Some people think that monthly all-staff meetings can be seen as a waste of time. And if they are just a venue for pronouncements from the boss, I guess they could be. At my meetings, I might have some announcements and updates, but then I would ask everyone if they would like to mention something they were working on, proud of, or had any questions. Occasionally the questions were uncomfortable or even unfair. But, I felt that if someone had a question, they had a right to ask it rather than be fodder for hallway conversations. The only subjects that were off-limits were individual personnel, confidential, or legal matters.
In addition, every Monday morning, all staff members would receive an email update from me. Because I was in a position to know what was going on throughout our organization, I used the emails to provide updates. I also shared industry news and progress we were making towards our various goals. Sometimes people responded with questions that I tried to respond to in my next update.
Your internal communication strategy should be more than feel-good public relations. Share bad or troubling news too. People will want to know and deserve the truth.

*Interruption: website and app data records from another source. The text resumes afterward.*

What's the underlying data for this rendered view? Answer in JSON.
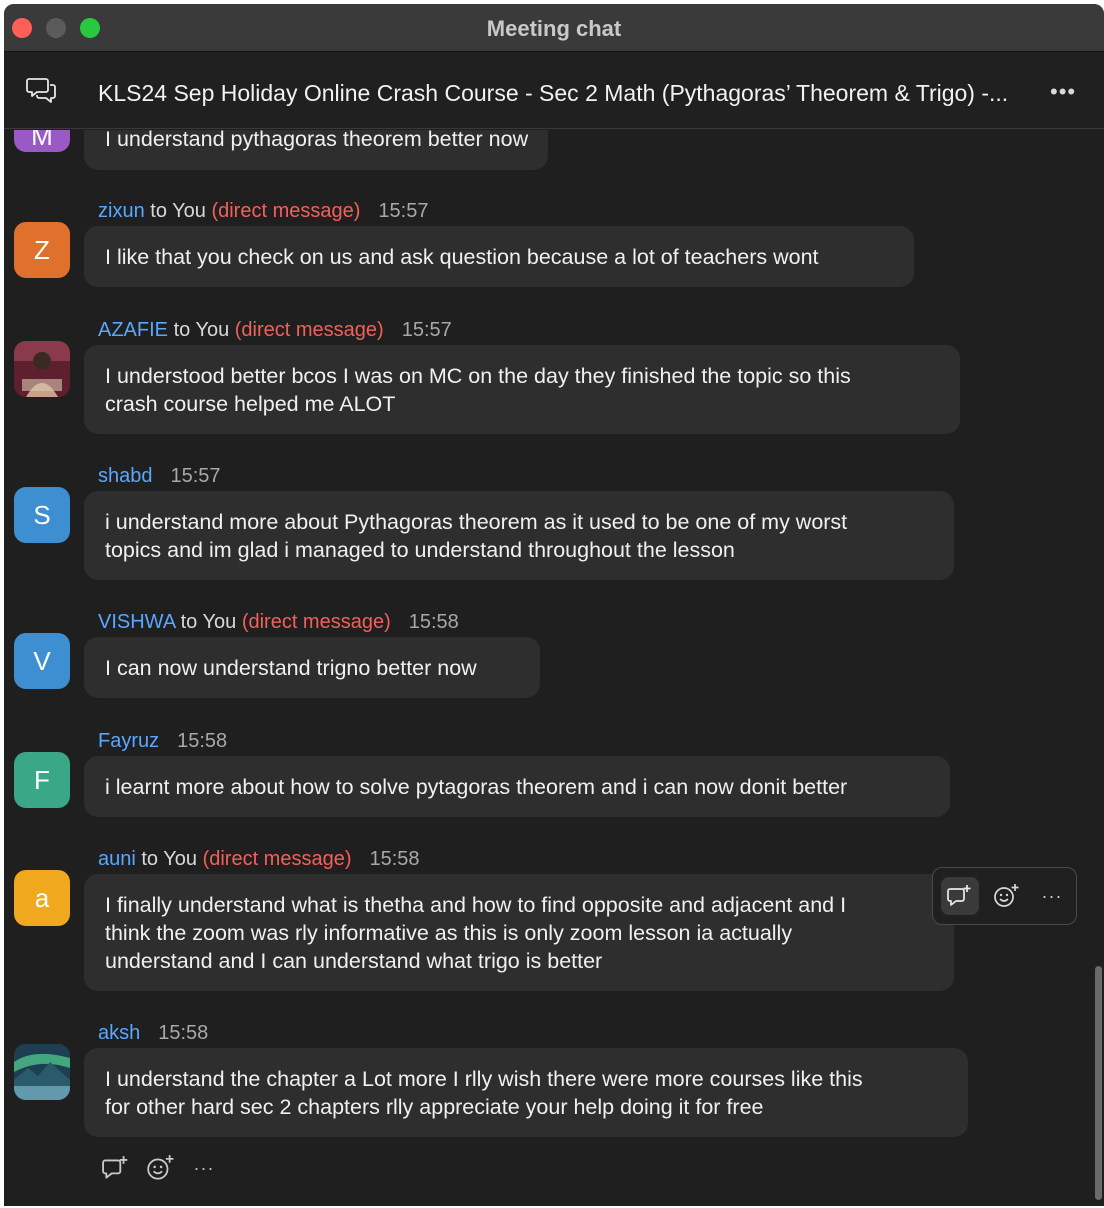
{
  "window": {
    "title": "Meeting chat"
  },
  "header": {
    "chat_title": "KLS24 Sep Holiday Online Crash Course - Sec 2 Math (Pythagoras’ Theorem & Trigo) -...",
    "more_label": "•••",
    "chat_icon": "chat-bubbles-icon"
  },
  "partial_message": {
    "avatar_initial": "M",
    "avatar_color": "#9b59c6",
    "text": "I understand pythagoras theorem better now"
  },
  "messages": [
    {
      "sender": "zixun",
      "to": " to You ",
      "dm": "(direct message)",
      "time": "15:57",
      "avatar_initial": "Z",
      "avatar_color": "#e0712c",
      "text_lines": [
        "I like that you check on us and ask question because a lot of teachers wont"
      ]
    },
    {
      "sender": "AZAFIE",
      "to": " to You ",
      "dm": "(direct message)",
      "time": "15:57",
      "avatar_initial": "",
      "avatar_color": "#7a2a3a",
      "avatar_image": "photo-avatar",
      "text_lines": [
        "I understood better bcos I was on MC on the day they finished the topic so this",
        "crash course helped me ALOT"
      ]
    },
    {
      "sender": "shabd",
      "to": "",
      "dm": "",
      "time": "15:57",
      "avatar_initial": "S",
      "avatar_color": "#3d8fd1",
      "text_lines": [
        "i understand more about Pythagoras theorem as it used to be one of my worst",
        "topics and im glad i managed to understand throughout the lesson"
      ]
    },
    {
      "sender": "VISHWA",
      "to": " to You ",
      "dm": "(direct message)",
      "time": "15:58",
      "avatar_initial": "V",
      "avatar_color": "#3d8fd1",
      "text_lines": [
        "I can now understand trigno better now"
      ]
    },
    {
      "sender": "Fayruz",
      "to": "",
      "dm": "",
      "time": "15:58",
      "avatar_initial": "F",
      "avatar_color": "#3aa887",
      "text_lines": [
        "i learnt more about how to solve pytagoras theorem and i can now donit better"
      ]
    },
    {
      "sender": "auni",
      "to": " to You ",
      "dm": "(direct message)",
      "time": "15:58",
      "avatar_initial": "a",
      "avatar_color": "#f0a81e",
      "text_lines": [
        "I finally understand what is thetha and how to find opposite and adjacent and I",
        "think the zoom was rly informative as this is only zoom lesson ia actually",
        "understand and I can understand what trigo is better"
      ]
    },
    {
      "sender": "aksh",
      "to": "",
      "dm": "",
      "time": "15:58",
      "avatar_initial": "",
      "avatar_color": "#2e6a7a",
      "avatar_image": "landscape-avatar",
      "text_lines": [
        "I understand the chapter a Lot more I rlly wish there were more courses like this",
        "for other hard sec 2 chapters rlly appreciate your help doing it for free"
      ]
    }
  ],
  "hover_toolbar": {
    "reply_icon": "reply-thread-icon",
    "react_icon": "add-reaction-icon",
    "more_label": "···"
  },
  "bottom_actions": {
    "reply_icon": "reply-thread-icon",
    "react_icon": "add-reaction-icon",
    "more_label": "···"
  }
}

Another essential part of your effort to be open with your staff is an honest discussion about their performance and where they stand in the organization. That’s why regular performance evaluations should be part of your plan. As part of performance evaluations, some groups conduct 360 reviews to provide confidential feedback on managers and peers. Maybe it is time for an anonymous survey of employees regarding the way the organization is operating. Releasing the survey findings is essential to demonstrate transparency and can be used as the beginning of a discussion of how issues might be addressed. Laura Grieco, HR and administration director at ParkMobile, told Business News Daily, “Feedback and the ability to understand employee concerns is important, but it’s what you do after that’s critical to retention. You should always be transparent by sharing what you’ve learned and a course of action for addressing the issue. For example, after a recent company wide engagement survey, we chose to share our results with all employees. We communicated our top areas of success and our areas for improvement and how we planned to address them moving forward. Transparent communication and a simple acknowledgment that we heard you can go a long way.”
An investment of time by management in two-way communications and dealing with their employees’ concerns will maintain a higher level of trust and job satisfaction.